Q: But it is a new chassis, though?

KURT BUSCH: 712 sounds like a new chassis number for me because earlier this year we had 704, 702, so sounds like we're cycling around to some new chassises.

Q: You ran really well on the concrete at Bristol back in the early spring. What are the challenges of running on a concrete track like Dover?

KURT BUSCH: The biggest issues on concrete tracks in my mind, and maybe it's something I've got to get over, is the fact that they rubber up much more vigorously than asphalt tracks. They go through more of a mood swing. So early in the weekend when you first get there, the concrete is fresh, it doesn't have that rubber-filled-in look, and then by the time the checkered flag drops, the track is really rubbered in, gets really slick and hard to get a hold of.

Q: Can you give us your quick overall thoughts on your experience in today's Hall of Fame opening ceremonies?

KURT BUSCH: Oh, it's a wonderful day in the history of NASCAR with the Hall of Fame grand opening today and all the different champions, past drivers, owners, sponsors, all the top dignitaries in NASCAR, and to have the City of Charlotte, the North Carolina government, everybody involved to make this whole deal happen, it puts us on the map with other professional sports in having a Hall of Fame.

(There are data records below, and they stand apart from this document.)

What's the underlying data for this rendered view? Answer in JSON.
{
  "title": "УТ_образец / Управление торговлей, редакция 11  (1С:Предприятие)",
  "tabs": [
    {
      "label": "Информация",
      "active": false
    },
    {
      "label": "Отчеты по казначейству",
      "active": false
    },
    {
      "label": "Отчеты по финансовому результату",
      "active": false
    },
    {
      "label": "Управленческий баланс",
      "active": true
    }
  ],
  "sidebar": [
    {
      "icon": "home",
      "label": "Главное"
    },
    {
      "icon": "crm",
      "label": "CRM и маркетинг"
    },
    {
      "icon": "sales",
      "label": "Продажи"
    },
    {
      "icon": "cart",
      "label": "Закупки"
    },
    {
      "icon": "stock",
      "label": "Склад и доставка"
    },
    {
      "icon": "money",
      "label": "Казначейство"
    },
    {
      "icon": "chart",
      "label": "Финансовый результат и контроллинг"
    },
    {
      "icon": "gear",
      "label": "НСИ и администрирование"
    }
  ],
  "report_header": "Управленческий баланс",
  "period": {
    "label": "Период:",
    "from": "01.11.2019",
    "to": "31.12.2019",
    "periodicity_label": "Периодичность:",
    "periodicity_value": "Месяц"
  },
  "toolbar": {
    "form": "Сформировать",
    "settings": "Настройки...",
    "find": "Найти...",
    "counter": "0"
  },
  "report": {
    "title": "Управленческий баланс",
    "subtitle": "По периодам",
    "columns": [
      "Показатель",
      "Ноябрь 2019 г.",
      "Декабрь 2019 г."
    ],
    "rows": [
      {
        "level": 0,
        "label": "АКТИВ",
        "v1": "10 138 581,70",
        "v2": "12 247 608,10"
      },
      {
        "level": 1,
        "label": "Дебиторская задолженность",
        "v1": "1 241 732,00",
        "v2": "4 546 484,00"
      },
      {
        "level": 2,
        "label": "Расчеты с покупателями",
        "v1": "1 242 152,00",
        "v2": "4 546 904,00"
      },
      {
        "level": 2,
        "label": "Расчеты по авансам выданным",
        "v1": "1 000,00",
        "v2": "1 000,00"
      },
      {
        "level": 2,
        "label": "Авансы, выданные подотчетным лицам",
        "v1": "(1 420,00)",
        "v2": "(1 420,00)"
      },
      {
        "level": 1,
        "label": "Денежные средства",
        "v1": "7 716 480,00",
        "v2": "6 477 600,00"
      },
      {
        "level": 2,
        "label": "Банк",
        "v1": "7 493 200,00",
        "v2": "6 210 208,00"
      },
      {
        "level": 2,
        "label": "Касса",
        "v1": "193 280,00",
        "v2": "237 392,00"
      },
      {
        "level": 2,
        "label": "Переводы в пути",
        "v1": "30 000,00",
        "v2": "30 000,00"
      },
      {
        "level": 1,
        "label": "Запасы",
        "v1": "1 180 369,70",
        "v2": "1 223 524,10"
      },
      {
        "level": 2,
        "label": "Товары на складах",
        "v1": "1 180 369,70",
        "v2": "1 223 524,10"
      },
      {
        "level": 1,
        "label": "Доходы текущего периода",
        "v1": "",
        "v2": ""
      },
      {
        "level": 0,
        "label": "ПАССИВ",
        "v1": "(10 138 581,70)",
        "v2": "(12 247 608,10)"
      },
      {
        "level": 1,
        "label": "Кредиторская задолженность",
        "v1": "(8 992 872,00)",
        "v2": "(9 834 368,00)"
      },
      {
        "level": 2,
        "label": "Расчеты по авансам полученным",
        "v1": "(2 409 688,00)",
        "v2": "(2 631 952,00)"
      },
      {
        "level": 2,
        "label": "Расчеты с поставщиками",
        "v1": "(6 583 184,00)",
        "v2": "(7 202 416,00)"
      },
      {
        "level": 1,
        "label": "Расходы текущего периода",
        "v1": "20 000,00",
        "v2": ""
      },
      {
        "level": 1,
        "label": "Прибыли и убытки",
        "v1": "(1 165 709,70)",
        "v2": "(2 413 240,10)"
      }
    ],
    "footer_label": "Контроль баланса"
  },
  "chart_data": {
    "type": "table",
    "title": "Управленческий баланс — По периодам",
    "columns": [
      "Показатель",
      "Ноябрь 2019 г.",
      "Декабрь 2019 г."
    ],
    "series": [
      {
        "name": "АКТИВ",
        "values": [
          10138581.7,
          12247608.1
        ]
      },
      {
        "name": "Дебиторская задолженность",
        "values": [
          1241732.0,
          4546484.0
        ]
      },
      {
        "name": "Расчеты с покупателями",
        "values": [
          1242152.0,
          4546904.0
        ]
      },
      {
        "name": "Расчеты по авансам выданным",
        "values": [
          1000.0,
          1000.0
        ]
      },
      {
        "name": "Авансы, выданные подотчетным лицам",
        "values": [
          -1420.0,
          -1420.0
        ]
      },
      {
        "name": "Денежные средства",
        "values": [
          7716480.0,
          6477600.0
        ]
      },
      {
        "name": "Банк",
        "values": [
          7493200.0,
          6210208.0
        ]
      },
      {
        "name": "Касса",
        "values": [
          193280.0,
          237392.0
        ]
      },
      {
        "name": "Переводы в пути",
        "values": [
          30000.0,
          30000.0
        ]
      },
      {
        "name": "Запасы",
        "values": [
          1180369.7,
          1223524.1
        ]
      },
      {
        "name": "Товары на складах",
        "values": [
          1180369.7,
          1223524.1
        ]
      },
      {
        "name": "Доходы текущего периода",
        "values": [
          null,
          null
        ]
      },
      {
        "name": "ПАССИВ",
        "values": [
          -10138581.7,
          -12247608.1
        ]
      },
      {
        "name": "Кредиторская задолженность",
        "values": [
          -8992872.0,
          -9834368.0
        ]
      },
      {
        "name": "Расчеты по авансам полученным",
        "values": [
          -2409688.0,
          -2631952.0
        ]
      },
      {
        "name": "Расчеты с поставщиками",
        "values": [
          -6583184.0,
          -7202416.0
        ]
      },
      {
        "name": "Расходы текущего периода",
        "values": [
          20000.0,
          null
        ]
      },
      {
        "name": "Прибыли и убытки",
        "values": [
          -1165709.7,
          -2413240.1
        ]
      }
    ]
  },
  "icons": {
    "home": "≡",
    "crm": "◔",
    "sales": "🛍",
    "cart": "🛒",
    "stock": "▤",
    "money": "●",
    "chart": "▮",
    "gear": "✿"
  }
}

It just seems different to be sitting there hanging out with D.W. or Richard Petty, Terry Labonte this morning. We do different things as champions together, but today I had that heart-warming feeling that this was something pretty special. And this Hall of Fame, when you first walk in the door, is overwhelming with all the different exhibits, the history. I mean, past, present, future, this is the home of NASCAR and a great way to resemble it.

Q: Did you have one particular spot that you enjoyed the most out of today?

KURT BUSCH: I've been just bouncing around to different parts of the Hall of Fame doing interviews, fan interaction, different items. But it's got to be the Walk of Fame with all the champions' cars, and I have yet to see my No. 97 up there, but I can't wait.

Q: You're coming to be known as a good survivor of the green-white checkered, especially with your win in Atlanta, and also with your strong performance at the end of Richmond, surviving the three attempts and coming from 29th to finish eighth. What is your overall opinion now of the green-white checkered since Atlanta? Is it becoming a good thing, or is it three attempts too many?

KURT BUSCH: Well, it's a rule that they made, and we have to do our best job to get the best result at the end of the day. Green-white checkereds can work in your favor or they can work against you. What has happened in our sport with double-file restarts and then all of these green-white checkers at the end, the game is not over until it's over, and you have to stay in it to win it, whether you've been running good all day or whether you just got back on the lead lap and you're trying to scrap for positions. You just try to keep a positive outlook and just trudge your way through it the best that you can.

Talladega is the race that you're referring to where we went from 29th to eighth, and that was because of a restrictor plate. You never know where you'll find the air just to steal off of other cars, but you just keep your foot on the floor and keep trying to get to the front.

Q: Has it changed any discussion with you and Addington as regards to strategy?

KURT BUSCH: It definitely has. It's not just as easy as bolting on four tires and seeing who the fastest car is. It's bolting on two tires, it might be just taking fuel only and playing the strategy to see if you can come out on top against the other guy. What's tough is you're not running your best lap times at the end anymore, you're just trying to survive.

HERB BRANHAM: Thanks, and good luck indeed, Kurt, this weekend at Dover and the rest of the season. Thank you.

KURT BUSCH: Thank you so much, Herb, and to all the media that weren't here to participate in the Hall of Fame opening, this is quite the spectacle, and I invite everybody to come to Charlotte.

-source: nascar

Write a comment
Show comments
About this article
Series NASCAR Cup
Drivers Juan Pablo Montoya